Sometimes, you don’t just want a steak, you desire one; a beautiful, thick, juicy steak, that perfect cut, cooked just on the blue side of rare. It melts in your mouth and, with each mouthful, transports you to a place of epic, epicurean delight.
Sometimes, you just want an Ikea hot dog.
If Inside is that steak, if Titanfall 2 is that steak, if Overwatch is that steak, then Tennis in the Face is the hotdog.
It’s not something you’ll think about all day as you go about your menial life. It is, though, something you’ll grab out of sheer convenience when you’re up to you neck in arguing families and stylishly Swedish flat packed wardrobes. It’s instantly enjoyable, instantly disposable, and instantly forgettable. But when it’s in your hand, mustard dripping onto the cardboard-encased Askvoll as you wheel the trolley through the car park, you’re glad to have it.
Tennis in the Face is a bouncer-game – think Angry Birds and you’re in the right area – and star of the show is Pete Pagassi, a washed up tennis pro hell-bent on exacting revenge upon the manufacturer of energy drink Explodz. As back stories go, and as unnecessary as one is in this kind of game, developer 10tons has done a masterful job of creating fun characters, a humorous story, and a better-than-real-life energy drink.
Playing Tennis in the Face is pretty much as you’d expect – it’s almost exactly unlike Wimbledon. Aim your tennis serve, easy enough thanks to the visible aiming line, and let fly, your shot bouncing around the level for several seconds, causing mayhem. The aim (pun intended) is to knock out all the enemies on each platform-filled level in as few shots as possible. Knock them all down with a single shot and you’ll score a bonus.
This simple premise is played out over more than a hundred levels of joyous chain-reaction-filled fun.
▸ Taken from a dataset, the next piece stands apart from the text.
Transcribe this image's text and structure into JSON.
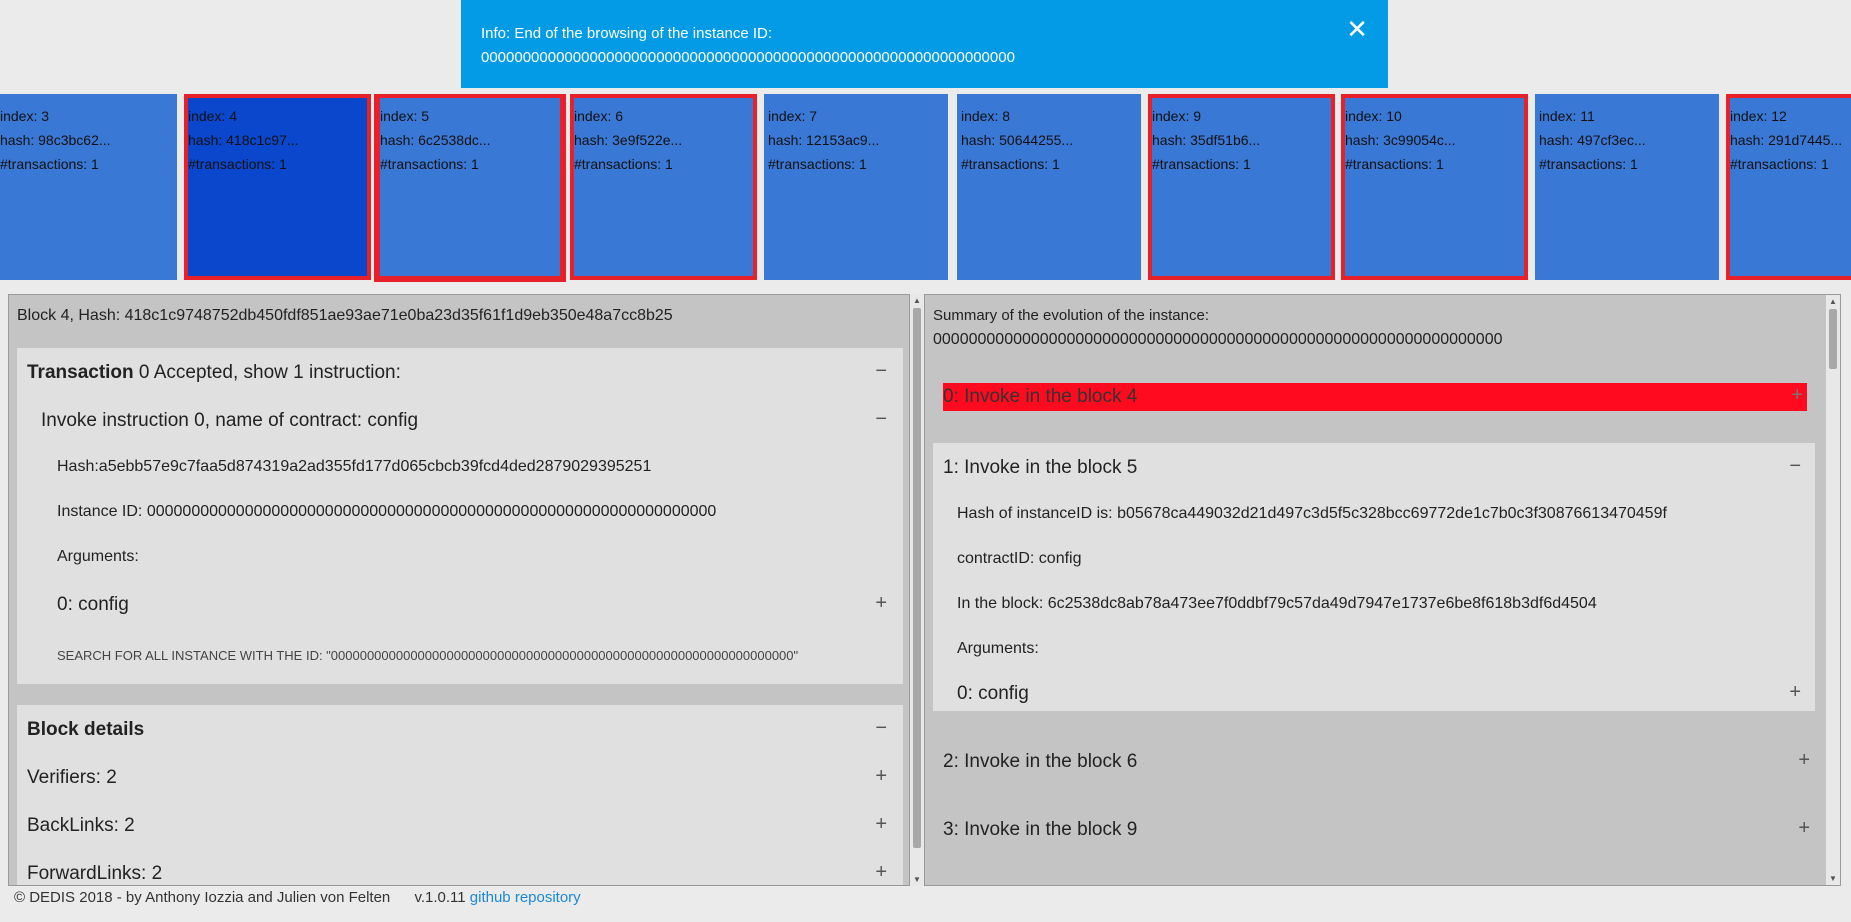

More convoluted levels, full of obstacles that can help – exploding cans of Explodz, containers full of tennis balls, heavy lumps of scrap metal – and hinder (panes of glass that destroy your tennis ball and end your shot chief amongst them) await. Each level completed fills in the city map and moves you one step closer to destroying Explodz once and for all.
Clearly, Tennis in the Face is a mobile game. That’s fine. We’re a broad church and we don’t discriminate. It’s a puzzler that’s not too puzzley, and it offers up its bouncing balls of joy in conveniently bite-sized servings, just as a good mobile game should. Chances are, though, settled down on the couch with a steaming mug of tea and controller in hand, you’ll spend more time in a single session with this game than you ever would in the queue at the post office. Not all ports of mobile games stand up to that kind of scrutiny, but Tennis in the Face does.
Tennis in the Face tries very hard to be a really, really good game about hitting clowns, hipsters, lawyers, security guards and scientists in the face with a tennis ball. And it succeeds. It does everything right. There are no annoying unskippable cut scenes, everything’s explained, the humour doesn’t grate, it looks pretty, and there are enough neat touches to let you know that some real pride has been taken in getting everything just right. If this was all games could be, then this would be a perfect game. We know, though, that games can be so much more. But they don’t always need to be.
The point here is that not everything needs to be Inside, or Titanfall 2, or Overwatch. Sometimes, something needs to be the hotdog. Tennis in the Face is the hotdog and, if you don’t mind, I’m going back for seconds.
Tennis in the Face is available from the Store, priced £3.99.
10tons serves up bouncy, explodey fun.
“You clearly liked the game – why have you only given it a 7?”
Here’s the thing. Tennis in the Face is the very best game about hitting people in the face with a tennis ball we’ve ever played. It’s probably the best ragdoll-physics-bouncer game we’ve ever played – please don’t be Angry with us, Birds. It’s hard to think of ways the game could be improved upon, without it being a different game.
As a game, though, how does it measure up against all the other games ever made? Well, that’s clearly a ridiculous question. But that’s what the score at the bottom of a review has come to mean to many people. So here it is. Tennis in the Face gets a 7 out of 10. But it’s only four quid, so go and buy it.